(Date:3/31/2016)...   LegacyXChange, Inc. ... LegacyXChange is excited to release its first ... be launched online site for trading 100% guaranteed authentic ... also provide potential shareholders a sense of the value ... industry that is notorious for fraud. The video is ...
Breaking Biology News(10 mins):
(Date:6/23/2016)... 2016 Andrew D ... http://doi.org/10.17925/OHR.2016.12.01.22 Published recently in ... from touchONCOLOGY, Andrew D Zelenetz , discusses ... care is placing an increasing burden on healthcare ... therapies. With the patents on many biologics expiring, ...
(Date:6/23/2016)... (PRWEB) , ... June 23, 2016 , ... ... a new line of intelligent tools designed, tuned and optimized exclusively for Okuma ... 12–17 in Chicago. The result of a collaboration among several companies with expertise ...

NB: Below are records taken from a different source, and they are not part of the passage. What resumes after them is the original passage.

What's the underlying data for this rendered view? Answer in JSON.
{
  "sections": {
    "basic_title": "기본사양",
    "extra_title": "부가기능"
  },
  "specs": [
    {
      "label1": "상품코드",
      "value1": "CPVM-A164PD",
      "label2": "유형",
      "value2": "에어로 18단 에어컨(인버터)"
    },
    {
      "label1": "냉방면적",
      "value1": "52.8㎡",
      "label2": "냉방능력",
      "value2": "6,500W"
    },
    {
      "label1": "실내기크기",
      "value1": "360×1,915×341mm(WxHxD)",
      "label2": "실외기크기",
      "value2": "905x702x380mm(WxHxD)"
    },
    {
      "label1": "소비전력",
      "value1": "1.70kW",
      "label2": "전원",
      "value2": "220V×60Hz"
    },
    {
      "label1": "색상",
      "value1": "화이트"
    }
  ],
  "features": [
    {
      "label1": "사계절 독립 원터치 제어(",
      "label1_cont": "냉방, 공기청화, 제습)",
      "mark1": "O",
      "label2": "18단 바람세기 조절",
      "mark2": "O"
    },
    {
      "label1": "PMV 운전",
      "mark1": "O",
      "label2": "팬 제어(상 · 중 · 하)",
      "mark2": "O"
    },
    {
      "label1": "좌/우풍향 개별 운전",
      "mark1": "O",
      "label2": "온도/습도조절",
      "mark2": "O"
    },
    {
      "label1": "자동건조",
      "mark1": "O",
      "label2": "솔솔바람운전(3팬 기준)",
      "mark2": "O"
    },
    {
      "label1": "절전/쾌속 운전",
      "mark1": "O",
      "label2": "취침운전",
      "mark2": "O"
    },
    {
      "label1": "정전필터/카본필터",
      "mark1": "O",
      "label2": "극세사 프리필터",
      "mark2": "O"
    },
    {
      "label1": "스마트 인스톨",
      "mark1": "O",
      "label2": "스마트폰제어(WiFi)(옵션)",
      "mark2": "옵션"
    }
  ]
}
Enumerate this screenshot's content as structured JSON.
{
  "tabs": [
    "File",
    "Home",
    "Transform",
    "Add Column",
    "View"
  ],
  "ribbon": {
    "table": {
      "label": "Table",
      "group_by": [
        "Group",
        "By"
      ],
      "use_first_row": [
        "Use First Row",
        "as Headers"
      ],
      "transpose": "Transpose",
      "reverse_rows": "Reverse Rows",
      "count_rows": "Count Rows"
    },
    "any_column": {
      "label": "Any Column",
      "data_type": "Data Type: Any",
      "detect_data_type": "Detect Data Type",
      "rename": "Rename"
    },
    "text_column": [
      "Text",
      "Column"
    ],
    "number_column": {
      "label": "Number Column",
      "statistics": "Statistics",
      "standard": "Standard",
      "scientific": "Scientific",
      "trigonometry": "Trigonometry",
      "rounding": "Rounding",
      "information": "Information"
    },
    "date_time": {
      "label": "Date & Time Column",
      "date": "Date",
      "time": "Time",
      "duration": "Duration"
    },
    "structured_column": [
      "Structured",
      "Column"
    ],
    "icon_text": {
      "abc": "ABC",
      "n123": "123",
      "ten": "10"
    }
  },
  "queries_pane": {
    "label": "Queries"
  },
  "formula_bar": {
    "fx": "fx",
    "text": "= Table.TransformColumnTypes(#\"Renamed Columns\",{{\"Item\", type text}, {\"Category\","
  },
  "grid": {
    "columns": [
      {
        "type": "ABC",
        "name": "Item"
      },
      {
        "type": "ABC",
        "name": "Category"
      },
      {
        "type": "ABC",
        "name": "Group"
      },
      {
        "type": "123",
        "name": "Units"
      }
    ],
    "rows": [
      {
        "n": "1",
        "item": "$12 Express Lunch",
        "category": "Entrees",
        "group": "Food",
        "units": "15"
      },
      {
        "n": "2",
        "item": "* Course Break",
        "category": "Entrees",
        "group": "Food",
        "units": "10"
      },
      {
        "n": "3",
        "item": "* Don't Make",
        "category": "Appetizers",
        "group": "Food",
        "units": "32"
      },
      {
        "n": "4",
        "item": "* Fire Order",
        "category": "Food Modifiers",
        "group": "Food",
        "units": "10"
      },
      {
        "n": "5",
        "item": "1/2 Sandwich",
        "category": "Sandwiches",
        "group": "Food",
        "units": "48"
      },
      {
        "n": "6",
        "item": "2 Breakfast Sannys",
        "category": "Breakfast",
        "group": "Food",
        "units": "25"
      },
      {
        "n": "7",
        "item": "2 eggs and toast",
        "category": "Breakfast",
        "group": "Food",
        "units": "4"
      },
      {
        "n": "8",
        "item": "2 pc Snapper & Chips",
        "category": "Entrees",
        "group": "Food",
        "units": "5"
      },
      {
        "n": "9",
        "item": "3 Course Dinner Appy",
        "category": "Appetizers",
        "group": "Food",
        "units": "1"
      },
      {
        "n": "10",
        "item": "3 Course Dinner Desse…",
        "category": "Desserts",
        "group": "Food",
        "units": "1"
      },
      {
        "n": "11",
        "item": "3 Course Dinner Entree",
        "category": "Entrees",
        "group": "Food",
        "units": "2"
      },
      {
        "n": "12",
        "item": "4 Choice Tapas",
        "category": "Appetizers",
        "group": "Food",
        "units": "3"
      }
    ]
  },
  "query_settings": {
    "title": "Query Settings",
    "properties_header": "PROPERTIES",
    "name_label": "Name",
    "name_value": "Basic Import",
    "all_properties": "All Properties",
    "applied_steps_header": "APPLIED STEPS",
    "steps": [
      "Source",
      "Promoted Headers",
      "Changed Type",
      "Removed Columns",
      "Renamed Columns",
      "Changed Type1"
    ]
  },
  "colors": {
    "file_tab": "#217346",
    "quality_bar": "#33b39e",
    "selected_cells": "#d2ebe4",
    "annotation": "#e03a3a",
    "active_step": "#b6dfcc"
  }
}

(Date:6/22/2016)... June 22, 2016 Research and Markets has ... report to their offering. ... 2014 from $29.3 billion in 2013. The market is expected to ... from 2015 to 2020, increasing from $50.6 billion in 2015 to ... forecasts during the forecast period (2015 to 2020) are discussed. As ...
(Date:6/22/2016)... 2016   ViaCyte, Inc. , a privately-held regenerative ... replacement therapy for the treatment of diabetes in clinical-stage ... Meeting.  ISSCR 2016, the Global Stem Cell Event, is ... in San Francisco.    ... follows:Event: , Focus Session: Tools for Basic and Applied ...
Breaking Biology Technology: